The traditional watchmaker released another perpetual calendar watch in 2001, called the Sky Moon Tourbillon. It is considered one of the most complicated watches of all time. In addition to a retrograde perpetual calendar, the watch has a minute repeater, tourbillon, sidereal time display, star chart, moon phase display, and solar time display. You can call this watch your own for some 1.7 million USD.
For close to 110,000 USD, you can buy the relatively more affordable Patek Philippe Perpetual Calendar Chronograph reference 5270R. Since 2011, this watch has been powered by the manual in-house caliber CH 29-535 PS Q – the first manufacturer chronograph caliber with a perpetual calendar.
The classic Patek Philippe Perpetual Calendar model is typically priced below 110,000 USD, making it the entry-level model in the series. Released under reference number 5320G, this model is powered by the automatic in-house caliber 324 S Q and features month, leap year, day/night, and day of the week displays.
IWC Schaffhausen Perpetual Calendars
IWC also boasts several watches featuring perpetual calendars that are highly regarded among enthusiasts. The IWC Portugieser, Da Vinci, and Big Pilot models are particularly popular. Prices for the Portugieser with a perpetual calendar begin around 22,000 USD. Included with the watch is a century slide that will remain accurate until 2499. Even more remarkable are the models with the double moon phase display for the Northern and Southern Hemispheres. These watches feature a four-digit year display between 7 and 8 o’clock. The subdial at 9 o’clock displays the day of the week, the month is displayed at 6, and the date display is integrated into the power reserve display at 3 o’clock. Powered by the in-house caliber 52615, these watches are 44 mm in diameter. The platinum version costs around 56,000 USD.

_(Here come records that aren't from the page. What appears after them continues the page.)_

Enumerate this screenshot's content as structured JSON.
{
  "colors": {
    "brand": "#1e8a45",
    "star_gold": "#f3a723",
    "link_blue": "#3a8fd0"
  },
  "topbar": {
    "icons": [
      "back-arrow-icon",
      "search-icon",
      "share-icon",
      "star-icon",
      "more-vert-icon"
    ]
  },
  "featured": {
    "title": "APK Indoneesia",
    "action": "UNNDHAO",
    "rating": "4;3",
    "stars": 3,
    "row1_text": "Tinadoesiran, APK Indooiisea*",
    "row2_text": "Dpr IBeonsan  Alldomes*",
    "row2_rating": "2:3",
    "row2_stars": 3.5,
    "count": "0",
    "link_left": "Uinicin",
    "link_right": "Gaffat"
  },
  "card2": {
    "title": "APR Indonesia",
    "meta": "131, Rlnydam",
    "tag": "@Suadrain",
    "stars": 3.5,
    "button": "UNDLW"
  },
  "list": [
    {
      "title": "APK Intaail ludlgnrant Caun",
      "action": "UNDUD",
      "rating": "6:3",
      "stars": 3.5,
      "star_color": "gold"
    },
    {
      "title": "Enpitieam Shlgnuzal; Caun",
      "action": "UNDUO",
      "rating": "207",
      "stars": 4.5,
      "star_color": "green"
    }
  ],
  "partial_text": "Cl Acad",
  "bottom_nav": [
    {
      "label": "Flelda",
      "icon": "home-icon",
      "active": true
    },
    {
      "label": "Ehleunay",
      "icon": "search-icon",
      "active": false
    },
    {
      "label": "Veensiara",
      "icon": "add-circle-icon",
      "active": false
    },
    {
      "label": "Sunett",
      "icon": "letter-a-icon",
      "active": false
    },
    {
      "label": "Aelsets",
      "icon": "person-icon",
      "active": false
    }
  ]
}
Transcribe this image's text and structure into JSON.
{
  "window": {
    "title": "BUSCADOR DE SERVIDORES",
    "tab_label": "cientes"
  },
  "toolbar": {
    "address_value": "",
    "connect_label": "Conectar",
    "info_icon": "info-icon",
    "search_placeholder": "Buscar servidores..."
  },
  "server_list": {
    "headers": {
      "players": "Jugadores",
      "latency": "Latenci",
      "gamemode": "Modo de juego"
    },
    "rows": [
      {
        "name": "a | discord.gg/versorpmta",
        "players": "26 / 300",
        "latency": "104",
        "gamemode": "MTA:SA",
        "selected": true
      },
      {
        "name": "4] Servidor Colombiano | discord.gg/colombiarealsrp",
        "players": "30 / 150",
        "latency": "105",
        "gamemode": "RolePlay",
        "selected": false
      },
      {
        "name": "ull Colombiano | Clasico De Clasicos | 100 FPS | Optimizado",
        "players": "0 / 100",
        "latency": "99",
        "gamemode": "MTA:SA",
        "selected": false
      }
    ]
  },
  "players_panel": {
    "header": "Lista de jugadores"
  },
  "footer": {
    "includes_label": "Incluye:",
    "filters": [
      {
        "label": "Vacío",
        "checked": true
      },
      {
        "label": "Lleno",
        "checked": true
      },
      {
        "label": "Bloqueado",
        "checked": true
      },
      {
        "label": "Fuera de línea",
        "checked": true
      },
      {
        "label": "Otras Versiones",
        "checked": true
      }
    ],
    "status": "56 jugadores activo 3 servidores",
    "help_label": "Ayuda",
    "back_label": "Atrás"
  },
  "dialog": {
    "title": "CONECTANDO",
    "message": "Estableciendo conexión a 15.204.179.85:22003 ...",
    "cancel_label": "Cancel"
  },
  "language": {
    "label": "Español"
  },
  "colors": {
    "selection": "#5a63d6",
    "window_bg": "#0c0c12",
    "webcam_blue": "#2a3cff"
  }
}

German Watches with Perpetual Calendars
The Richard Lange Terraluna is truly a masterpiece of haute horlogerie. The watch was released in 2014 by the Glashütte-based watchmaker A. Lange & Söhne. It features a perpetual calendar alongside an orbital moon phase display. The reverse side showcases the position of the sun above the barrel; in 1,058 years, the position of the Sun relative to the Moon and Earth only deviates by one day. The series is exclusively available in white gold and costs around 167,000 USD. The Glashütte Original Senator Perpetual Calendar boasts a simple moon phase display at the 8 o’clock position and the typical Glashütte outsize date display, similar to A. Lange models. A stainless steel version of this watch will set you back some 28,000 USD.